For seven residents of the 37th Congressional District, history became a living, breathing entity thanks to their unique opportunity to attend the presidential inauguration in Washington, D.C.

Teacher William Pulgarin and his student Karla Espinoza and Wanda Sanders and her son Mark won tickets in the seated section of the event in a contest sponsored by Congresswoman Karen Bass ( D-Calif.), and for each the occasion was an amazing once-in-a-life time opportunity.

“I’m 80 now. It means a lot to me to see two of the greatest presidents the United States has ever had. That’s the way I feel about Obama,” said Sanders, whose essay recalls the opportunity she had as a small child in Flint, Mich., to see Franklin D. Roosevelt.

“I was about 4 years old, when he came to our town for a parade. My father put me on his shoulders to see him (Roosevelt),” said Sanders who actually worked Obama’s campaign in 2008, but was unable to attend the first inauguration.

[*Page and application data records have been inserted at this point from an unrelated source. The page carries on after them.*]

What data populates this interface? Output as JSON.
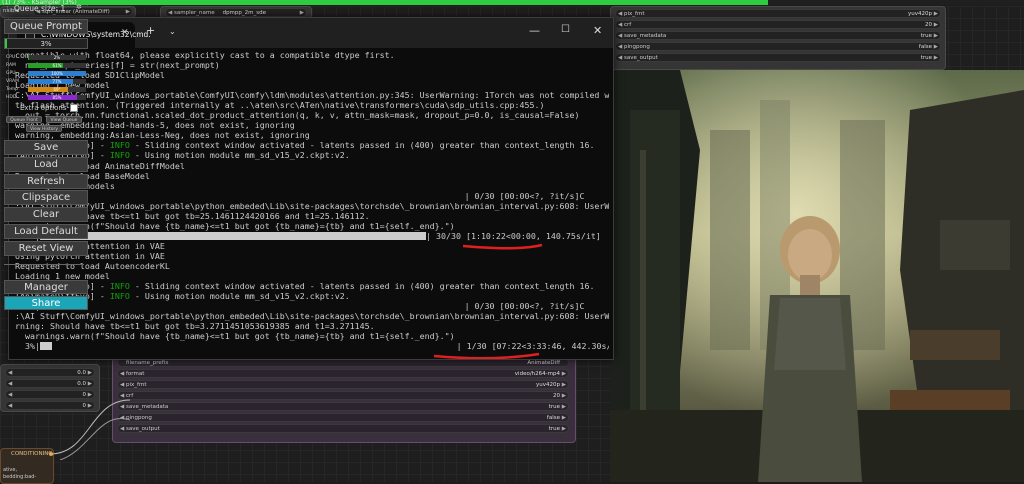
{
  "window": {
    "tab_title": "(1) 73% - KSampler (3%)",
    "progress_fraction": 0.75
  },
  "top_nodes": {
    "left_frag": "nsible",
    "left_widget": "sqrt_linear (AnimateDiff)",
    "sampler_label": "sampler_name",
    "sampler_value": "dpmpp_2m_sde"
  },
  "right_node_top": {
    "rows": [
      {
        "label": "pix_fmt",
        "value": "yuv420p"
      },
      {
        "label": "crf",
        "value": "20"
      },
      {
        "label": "save_metadata",
        "value": "true"
      },
      {
        "label": "pingpong",
        "value": "false"
      },
      {
        "label": "save_output",
        "value": "true"
      }
    ]
  },
  "terminal": {
    "title": "C:\\WINDOWS\\system32\\cmd.",
    "lines": [
      {
        "t": "compatible with float64, please explicitly cast to a compatible dtype first."
      },
      {
        "t": "  nxt_prompt_series[f] = str(next_prompt)"
      },
      {
        "t": "Requested to load SD1ClipModel"
      },
      {
        "t": "Loading 1 new model"
      },
      {
        "t": "C:\\AI Stuff\\ComfyUI_windows_portable\\ComfyUI\\comfy\\ldm\\modules\\attention.py:345: UserWarning: 1Torch was not compiled wi"
      },
      {
        "t": "th flash attention. (Triggered internally at ..\\aten\\src\\ATen\\native\\transformers\\cuda\\sdp_utils.cpp:455.)"
      },
      {
        "t": "  out = torch.nn.functional.scaled_dot_product_attention(q, k, v, attn_mask=mask, dropout_p=0.0, is_causal=False)"
      },
      {
        "t": "warning, embedding:bad-hands-5, does not exist, ignoring"
      },
      {
        "t": "warning, embedding:Asian-Less-Neg, does not exist, ignoring"
      },
      {
        "a": "[AnimateDiffEvo] - ",
        "g": "INFO",
        "b": " - Sliding context window activated - latents passed in (400) greater than context_length 16."
      },
      {
        "a": "[AnimateDiffEvo] - ",
        "g": "INFO",
        "b": " - Using motion module mm_sd_v15_v2.ckpt:v2."
      },
      {
        "t": "Requested to load AnimateDiffModel"
      },
      {
        "t": "Requested to load BaseModel"
      },
      {
        "t": "Loading 2 new models"
      },
      {
        "t": "  0%|                                                                                     | 0/30 [00:00<?, ?it/s]C"
      },
      {
        "t": ":\\AI Stuff\\ComfyUI_windows_portable\\python_embeded\\Lib\\site-packages\\torchsde\\_brownian\\brownian_interval.py:608: UserWa"
      },
      {
        "t": "rning: Should have tb<=t1 but got tb=25.1461124420166 and t1=25.146112."
      },
      {
        "t": "  warnings.warn(f\"Should have {tb_name}<=t1 but got {tb_name}={tb} and t1={self._end}.\")"
      },
      {
        "pre": "100%|",
        "barw": 386,
        "post": "| 30/30 ",
        "hl": "[1:10:22<00:00,",
        "tail": " 140.75s/it]"
      },
      {
        "t": "Using pytorch attention in VAE"
      },
      {
        "t": "Using pytorch attention in VAE"
      },
      {
        "t": "Requested to load AutoencoderKL"
      },
      {
        "t": "Loading 1 new model"
      },
      {
        "a": "[AnimateDiffEvo] - ",
        "g": "INFO",
        "b": " - Sliding context window activated - latents passed in (400) greater than context_length 16."
      },
      {
        "a": "[AnimateDiffEvo] - ",
        "g": "INFO",
        "b": " - Using motion module mm_sd_v15_v2.ckpt:v2."
      },
      {
        "t": "  0%|                                                                                     | 0/30 [00:00<?, ?it/s]C"
      },
      {
        "t": ":\\AI Stuff\\ComfyUI_windows_portable\\python_embeded\\Lib\\site-packages\\torchsde\\_brownian\\brownian_interval.py:608: UserWa"
      },
      {
        "t": "rning: Should have tb<=t1 but got tb=3.2711451053619385 and t1=3.271145."
      },
      {
        "t": "  warnings.warn(f\"Should have {tb_name}<=t1 but got {tb_name}={tb} and t1={self._end}.\")"
      },
      {
        "pre": "  3%|",
        "barw": 12,
        "post": "                                                                                 | 1/30 ",
        "hl": "[07:22<3:33:46,",
        "tail": " 442.30s/it]"
      }
    ]
  },
  "bottom_node": {
    "filename_label": "filename_prefix",
    "filename_value": "AnimateDiff",
    "rows": [
      {
        "label": "format",
        "value": "video/h264-mp4"
      },
      {
        "label": "pix_fmt",
        "value": "yuv420p"
      },
      {
        "label": "crf",
        "value": "20"
      },
      {
        "label": "save_metadata",
        "value": "true"
      },
      {
        "label": "pingpong",
        "value": "false"
      },
      {
        "label": "save_output",
        "value": "true"
      }
    ]
  },
  "left_widgets": [
    "0.0",
    "0.0",
    "0",
    "0"
  ],
  "conditioning": {
    "title": "CONDITIONING",
    "text1": "ative,",
    "text2": "bedding:bad-"
  },
  "queue_panel": {
    "title": "Queue size: 1",
    "queue_prompt": "Queue Prompt",
    "progress": "3%",
    "progress_fraction": 0.03,
    "stats": [
      {
        "label": "CPU",
        "value": "2%",
        "fraction": 0.02,
        "color": "#2a9d2a"
      },
      {
        "label": "RAM",
        "value": "61%",
        "fraction": 0.61,
        "color": "#2a9d2a"
      },
      {
        "label": "GPU",
        "value": "100%",
        "fraction": 1.0,
        "color": "#2f7fd1"
      },
      {
        "label": "VRAM",
        "value": "77%",
        "fraction": 0.77,
        "color": "#2f7fd1"
      },
      {
        "label": "Temp",
        "value": "69°",
        "fraction": 0.69,
        "color": "#d48a1a"
      },
      {
        "label": "HDD",
        "value": "85%",
        "fraction": 0.85,
        "color": "#8a2bd1"
      }
    ],
    "extra_options": "Extra options",
    "queue_front": "Queue Front",
    "view_queue": "View Queue",
    "view_history": "View History",
    "buttons": [
      "Save",
      "Load",
      "Refresh",
      "Clipspace",
      "Clear",
      "Load Default",
      "Reset View"
    ],
    "manager": "Manager",
    "share": "Share",
    "accent": "#1aa6b8"
  }
}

“It was just a rainbow of colors–Hispanics, Asians, Whites, Blacks . . . We worked at headquarters, and there were only five or six Blacks there. Everyone else was from other groups. And every time he won a state, everybody would spontaneously hug and jump up and down. It was so beautiful. And then practically the next day I heard all the hate talk on the radio. It was such a come-down. I was feeling that finally America has reached the promised land that King talked about,” but when she heard the radio shows, “it was like no, I guess we really haven’t.”

Pulgarin, a history teacher at Bright Star Secondary Academy on West 98th Street in Los Angeles, was teaching his students about education policy when he discovered the contest on the congresswoman’s web.

“I started to tell them about the contest and they said they wanted to give it a shot.”

Pulgarin also told his students that if they won, he would take one of the young people on the trip with him. But he wasn’t’really banking on winning, because he knew there were thousands of entries.

But he used the opportunity and an educational experience, and he and his students created a video on what they wanted to see happen with education policy in the next four years.

To his absolute shock the Bright Star project won.

“Right away, I called my boss and said ‘you’ll never believe this. We won two tickets to presidential inauguration. She was more excited than I was, maybe because she understood the implications of what it would mean to have a student go and see that. She called her boss, the head of the school, and everybody was just super excited.”

The school officials were so excited, that they proposed paying for three additional young people to take the journey as well.

In Washington, Pulgarin, the students, Williams and her son Mark had an opportunity to meet and have lunch with Congresswoman Bass.

“She talked about her experience being able to get to Capitol Hill, and it’s like I could have never taught this. This is the best lesson I’ve ever done, and I had nothing to do with it,” recalled Pulgarin with a laugh.

What helped the two groups win tickets were their thoughts on what they expected in the next four years.
Pulgarin confined his thoughts to educational policy.

“I really hope that there will be serious discussion about retaining the top teachers in the profession and rewarding the top teacher in the profession . . . we need to weed out the people who do not belong in the profession who are not as passionate about it.”

Williams’ expectations are simple: “I just expect him to continue to do his best.,” said the octogenarian, who said that while she does not always agree with President Obama’s decisions, she trusts his intelligence and decency.

Kianna Shann contributed to this story.